- **What is required**
Return every line of the data below word for word, including the punctuation.

Element data from apps and pages
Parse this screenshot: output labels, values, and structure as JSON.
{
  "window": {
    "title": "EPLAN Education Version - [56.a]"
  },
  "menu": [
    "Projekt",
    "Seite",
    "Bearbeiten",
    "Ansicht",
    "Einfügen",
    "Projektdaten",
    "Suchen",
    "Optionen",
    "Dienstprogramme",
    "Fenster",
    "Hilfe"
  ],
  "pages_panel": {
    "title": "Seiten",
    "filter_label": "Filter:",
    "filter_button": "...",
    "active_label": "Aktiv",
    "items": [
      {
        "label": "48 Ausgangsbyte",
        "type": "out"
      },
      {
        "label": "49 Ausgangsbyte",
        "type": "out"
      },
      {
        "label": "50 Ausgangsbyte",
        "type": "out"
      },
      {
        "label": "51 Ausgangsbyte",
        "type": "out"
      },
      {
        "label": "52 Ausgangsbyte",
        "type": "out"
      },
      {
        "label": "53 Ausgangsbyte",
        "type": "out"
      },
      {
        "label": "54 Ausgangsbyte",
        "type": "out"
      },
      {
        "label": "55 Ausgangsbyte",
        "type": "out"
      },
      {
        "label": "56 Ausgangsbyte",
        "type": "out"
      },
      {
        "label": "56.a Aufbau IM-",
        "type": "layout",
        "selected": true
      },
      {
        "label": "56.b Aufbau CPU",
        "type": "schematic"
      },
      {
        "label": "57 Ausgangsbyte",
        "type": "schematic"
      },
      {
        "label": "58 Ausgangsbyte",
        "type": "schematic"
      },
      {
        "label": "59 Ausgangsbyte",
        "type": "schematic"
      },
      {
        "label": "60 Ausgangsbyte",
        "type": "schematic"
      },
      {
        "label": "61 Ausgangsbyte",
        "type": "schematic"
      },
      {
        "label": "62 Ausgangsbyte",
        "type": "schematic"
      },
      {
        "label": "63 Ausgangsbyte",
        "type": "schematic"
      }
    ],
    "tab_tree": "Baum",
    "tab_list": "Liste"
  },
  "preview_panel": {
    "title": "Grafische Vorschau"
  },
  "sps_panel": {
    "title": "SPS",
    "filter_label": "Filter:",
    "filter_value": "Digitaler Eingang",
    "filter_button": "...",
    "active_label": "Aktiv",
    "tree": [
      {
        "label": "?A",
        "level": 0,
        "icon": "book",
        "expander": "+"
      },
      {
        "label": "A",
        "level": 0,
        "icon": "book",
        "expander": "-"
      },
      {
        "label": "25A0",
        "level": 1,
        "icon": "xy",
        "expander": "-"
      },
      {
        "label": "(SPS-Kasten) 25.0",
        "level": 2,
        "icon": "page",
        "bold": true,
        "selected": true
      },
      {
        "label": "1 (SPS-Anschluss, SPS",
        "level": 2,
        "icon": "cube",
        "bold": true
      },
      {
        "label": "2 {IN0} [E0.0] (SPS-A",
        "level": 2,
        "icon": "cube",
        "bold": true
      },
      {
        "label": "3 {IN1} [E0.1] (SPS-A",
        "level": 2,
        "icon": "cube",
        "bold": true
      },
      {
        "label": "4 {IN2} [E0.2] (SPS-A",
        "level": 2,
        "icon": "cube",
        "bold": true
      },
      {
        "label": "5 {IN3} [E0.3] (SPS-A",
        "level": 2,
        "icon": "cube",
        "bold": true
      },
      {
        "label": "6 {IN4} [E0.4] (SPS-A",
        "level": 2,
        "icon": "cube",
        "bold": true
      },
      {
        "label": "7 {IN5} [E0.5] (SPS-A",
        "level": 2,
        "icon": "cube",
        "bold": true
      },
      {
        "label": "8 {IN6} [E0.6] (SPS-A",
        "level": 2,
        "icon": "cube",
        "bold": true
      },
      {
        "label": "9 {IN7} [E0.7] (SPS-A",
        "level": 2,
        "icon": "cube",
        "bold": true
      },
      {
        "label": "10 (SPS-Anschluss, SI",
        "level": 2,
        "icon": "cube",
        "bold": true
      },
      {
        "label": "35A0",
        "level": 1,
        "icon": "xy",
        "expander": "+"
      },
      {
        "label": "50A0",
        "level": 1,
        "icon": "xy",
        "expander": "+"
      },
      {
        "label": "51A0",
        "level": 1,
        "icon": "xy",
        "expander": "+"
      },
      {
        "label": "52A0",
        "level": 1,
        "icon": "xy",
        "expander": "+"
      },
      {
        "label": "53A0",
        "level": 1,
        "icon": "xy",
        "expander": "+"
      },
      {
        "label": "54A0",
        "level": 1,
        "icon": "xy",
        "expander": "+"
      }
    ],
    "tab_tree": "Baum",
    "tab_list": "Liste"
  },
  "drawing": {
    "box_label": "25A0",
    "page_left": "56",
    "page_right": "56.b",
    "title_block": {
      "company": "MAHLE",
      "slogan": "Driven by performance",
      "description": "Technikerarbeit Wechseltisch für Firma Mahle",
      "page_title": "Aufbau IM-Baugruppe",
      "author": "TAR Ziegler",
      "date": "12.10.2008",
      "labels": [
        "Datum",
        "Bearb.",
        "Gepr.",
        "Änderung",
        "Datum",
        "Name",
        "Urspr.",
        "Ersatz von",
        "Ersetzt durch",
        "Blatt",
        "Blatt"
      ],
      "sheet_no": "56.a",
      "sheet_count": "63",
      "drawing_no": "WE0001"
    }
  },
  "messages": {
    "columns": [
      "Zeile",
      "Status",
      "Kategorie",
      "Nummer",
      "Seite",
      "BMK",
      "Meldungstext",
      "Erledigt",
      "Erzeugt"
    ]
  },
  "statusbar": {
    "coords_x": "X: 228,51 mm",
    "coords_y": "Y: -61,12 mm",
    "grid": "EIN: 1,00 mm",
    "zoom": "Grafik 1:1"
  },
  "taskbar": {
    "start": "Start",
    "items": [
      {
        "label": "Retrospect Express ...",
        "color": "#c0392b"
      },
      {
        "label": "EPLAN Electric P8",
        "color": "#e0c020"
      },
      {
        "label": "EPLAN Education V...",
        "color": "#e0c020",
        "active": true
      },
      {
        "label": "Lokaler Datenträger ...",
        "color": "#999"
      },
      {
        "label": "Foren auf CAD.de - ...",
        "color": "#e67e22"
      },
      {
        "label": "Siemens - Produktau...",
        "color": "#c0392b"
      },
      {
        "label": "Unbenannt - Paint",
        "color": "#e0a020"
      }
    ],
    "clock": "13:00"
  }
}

- **Reply**
Parse this screenshot: output labels, values, and structure as JSON.
{
  "window": {
    "title": "EPLAN Education Version - [56.a]"
  },
  "menu": [
    "Projekt",
    "Seite",
    "Bearbeiten",
    "Ansicht",
    "Einfügen",
    "Projektdaten",
    "Suchen",
    "Optionen",
    "Dienstprogramme",
    "Fenster",
    "Hilfe"
  ],
  "pages_panel": {
    "title": "Seiten",
    "filter_label": "Filter:",
    "filter_button": "...",
    "active_label": "Aktiv",
    "items": [
      {
        "label": "48 Ausgangsbyte",
        "type": "out"
      },
      {
        "label": "49 Ausgangsbyte",
        "type": "out"
      },
      {
        "label": "50 Ausgangsbyte",
        "type": "out"
      },
      {
        "label": "51 Ausgangsbyte",
        "type": "out"
      },
      {
        "label": "52 Ausgangsbyte",
        "type": "out"
      },
      {
        "label": "53 Ausgangsbyte",
        "type": "out"
      },
      {
        "label": "54 Ausgangsbyte",
        "type": "out"
      },
      {
        "label": "55 Ausgangsbyte",
        "type": "out"
      },
      {
        "label": "56 Ausgangsbyte",
        "type": "out"
      },
      {
        "label": "56.a Aufbau IM-",
        "type": "layout",
        "selected": true
      },
      {
        "label": "56.b Aufbau CPU",
        "type": "schematic"
      },
      {
        "label": "57 Ausgangsbyte",
        "type": "schematic"
      },
      {
        "label": "58 Ausgangsbyte",
        "type": "schematic"
      },
      {
        "label": "59 Ausgangsbyte",
        "type": "schematic"
      },
      {
        "label": "60 Ausgangsbyte",
        "type": "schematic"
      },
      {
        "label": "61 Ausgangsbyte",
        "type": "schematic"
      },
      {
        "label": "62 Ausgangsbyte",
        "type": "schematic"
      },
      {
        "label": "63 Ausgangsbyte",
        "type": "schematic"
      }
    ],
    "tab_tree": "Baum",
    "tab_list": "Liste"
  },
  "preview_panel": {
    "title": "Grafische Vorschau"
  },
  "sps_panel": {
    "title": "SPS",
    "filter_label": "Filter:",
    "filter_value": "Digitaler Eingang",
    "filter_button": "...",
    "active_label": "Aktiv",
    "tree": [
      {
        "label": "?A",
        "level": 0,
        "icon": "book",
        "expander": "+"
      },
      {
        "label": "A",
        "level": 0,
        "icon": "book",
        "expander": "-"
      },
      {
        "label": "25A0",
        "level": 1,
        "icon": "xy",
        "expander": "-"
      },
      {
        "label": "(SPS-Kasten) 25.0",
        "level": 2,
        "icon": "page",
        "bold": true,
        "selected": true
      },
      {
        "label": "1 (SPS-Anschluss, SPS",
        "level": 2,
        "icon": "cube",
        "bold": true
      },
      {
        "label": "2 {IN0} [E0.0] (SPS-A",
        "level": 2,
        "icon": "cube",
        "bold": true
      },
      {
        "label": "3 {IN1} [E0.1] (SPS-A",
        "level": 2,
        "icon": "cube",
        "bold": true
      },
      {
        "label": "4 {IN2} [E0.2] (SPS-A",
        "level": 2,
        "icon": "cube",
        "bold": true
      },
      {
        "label": "5 {IN3} [E0.3] (SPS-A",
        "level": 2,
        "icon": "cube",
        "bold": true
      },
      {
        "label": "6 {IN4} [E0.4] (SPS-A",
        "level": 2,
        "icon": "cube",
        "bold": true
      },
      {
        "label": "7 {IN5} [E0.5] (SPS-A",
        "level": 2,
        "icon": "cube",
        "bold": true
      },
      {
        "label": "8 {IN6} [E0.6] (SPS-A",
        "level": 2,
        "icon": "cube",
        "bold": true
      },
      {
        "label": "9 {IN7} [E0.7] (SPS-A",
        "level": 2,
        "icon": "cube",
        "bold": true
      },
      {
        "label": "10 (SPS-Anschluss, SI",
        "level": 2,
        "icon": "cube",
        "bold": true
      },
      {
        "label": "35A0",
        "level": 1,
        "icon": "xy",
        "expander": "+"
      },
      {
        "label": "50A0",
        "level": 1,
        "icon": "xy",
        "expander": "+"
      },
      {
        "label": "51A0",
        "level": 1,
        "icon": "xy",
        "expander": "+"
      },
      {
        "label": "52A0",
        "level": 1,
        "icon": "xy",
        "expander": "+"
      },
      {
        "label": "53A0",
        "level": 1,
        "icon": "xy",
        "expander": "+"
      },
      {
        "label": "54A0",
        "level": 1,
        "icon": "xy",
        "expander": "+"
      }
    ],
    "tab_tree": "Baum",
    "tab_list": "Liste"
  },
  "drawing": {
    "box_label": "25A0",
    "page_left": "56",
    "page_right": "56.b",
    "title_block": {
      "company": "MAHLE",
      "slogan": "Driven by performance",
      "description": "Technikerarbeit Wechseltisch für Firma Mahle",
      "page_title": "Aufbau IM-Baugruppe",
      "author": "TAR Ziegler",
      "date": "12.10.2008",
      "labels": [
        "Datum",
        "Bearb.",
        "Gepr.",
        "Änderung",
        "Datum",
        "Name",
        "Urspr.",
        "Ersatz von",
        "Ersetzt durch",
        "Blatt",
        "Blatt"
      ],
      "sheet_no": "56.a",
      "sheet_count": "63",
      "drawing_no": "WE0001"
    }
  },
  "messages": {
    "columns": [
      "Zeile",
      "Status",
      "Kategorie",
      "Nummer",
      "Seite",
      "BMK",
      "Meldungstext",
      "Erledigt",
      "Erzeugt"
    ]
  },
  "statusbar": {
    "coords_x": "X: 228,51 mm",
    "coords_y": "Y: -61,12 mm",
    "grid": "EIN: 1,00 mm",
    "zoom": "Grafik 1:1"
  },
  "taskbar": {
    "start": "Start",
    "items": [
      {
        "label": "Retrospect Express ...",
        "color": "#c0392b"
      },
      {
        "label": "EPLAN Electric P8",
        "color": "#e0c020"
      },
      {
        "label": "EPLAN Education V...",
        "color": "#e0c020",
        "active": true
      },
      {
        "label": "Lokaler Datenträger ...",
        "color": "#999"
      },
      {
        "label": "Foren auf CAD.de - ...",
        "color": "#e67e22"
      },
      {
        "label": "Siemens - Produktau...",
        "color": "#c0392b"
      },
      {
        "label": "Unbenannt - Paint",
        "color": "#e0a020"
      }
    ],
    "clock": "13:00"
  }
}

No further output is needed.